Data excerpts:
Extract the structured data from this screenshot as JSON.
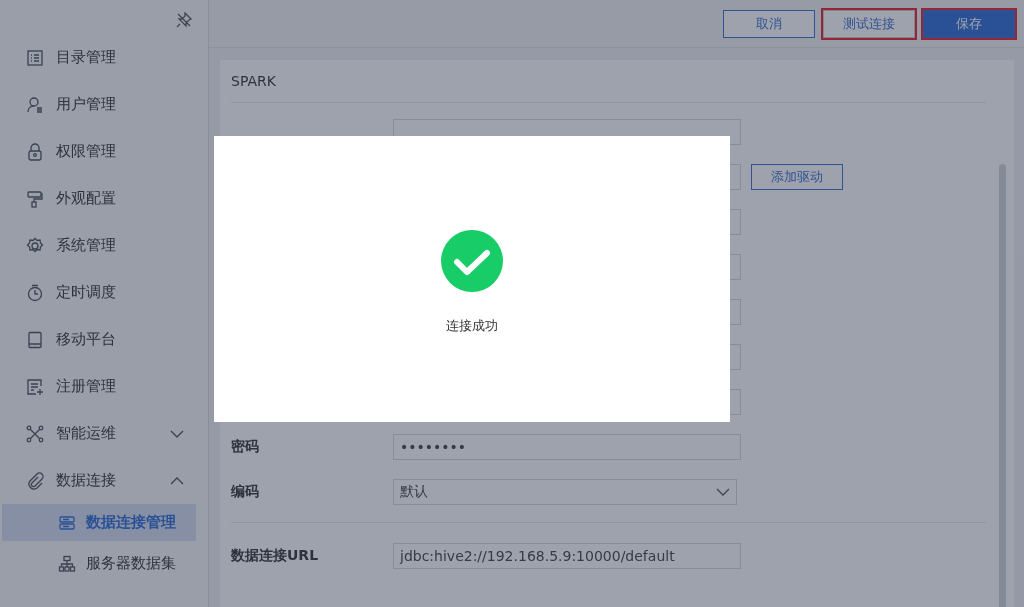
{
  "sidebar": {
    "items": [
      {
        "label": "目录管理",
        "selected": false
      },
      {
        "label": "用户管理",
        "selected": false
      },
      {
        "label": "权限管理",
        "selected": false
      },
      {
        "label": "外观配置",
        "selected": false
      },
      {
        "label": "系统管理",
        "selected": false
      },
      {
        "label": "定时调度",
        "selected": false
      },
      {
        "label": "移动平台",
        "selected": false
      },
      {
        "label": "注册管理",
        "selected": false
      },
      {
        "label": "智能运维",
        "selected": false,
        "expanded": false
      },
      {
        "label": "数据连接",
        "selected": false,
        "expanded": true,
        "children": [
          {
            "label": "数据连接管理",
            "selected": true
          },
          {
            "label": "服务器数据集",
            "selected": false
          }
        ]
      }
    ]
  },
  "toolbar": {
    "buttons": [
      {
        "label": "取消",
        "kind": "outline",
        "highlighted": false
      },
      {
        "label": "测试连接",
        "kind": "plain",
        "highlighted": true
      },
      {
        "label": "保存",
        "kind": "primary",
        "highlighted": true
      }
    ]
  },
  "panel": {
    "title": "SPARK",
    "fields": [
      {
        "kind": "text"
      },
      {
        "kind": "text",
        "action": "添加驱动"
      },
      {
        "kind": "text"
      },
      {
        "kind": "text"
      },
      {
        "kind": "text"
      },
      {
        "kind": "text"
      },
      {
        "kind": "text"
      },
      {
        "kind": "password",
        "label": "密码",
        "value": "••••••••"
      },
      {
        "kind": "select",
        "label": "编码",
        "value": "默认"
      },
      {
        "kind": "divider"
      },
      {
        "kind": "text",
        "label": "数据连接URL",
        "value": "jdbc:hive2://192.168.5.9:10000/default"
      }
    ]
  },
  "dialog": {
    "message": "连接成功"
  }
}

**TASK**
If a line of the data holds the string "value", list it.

**ANSWER AREA**
        "value": "••••••••"
        "value": "默认"
        "value": "jdbc:hive2://192.168.5.9:10000/default"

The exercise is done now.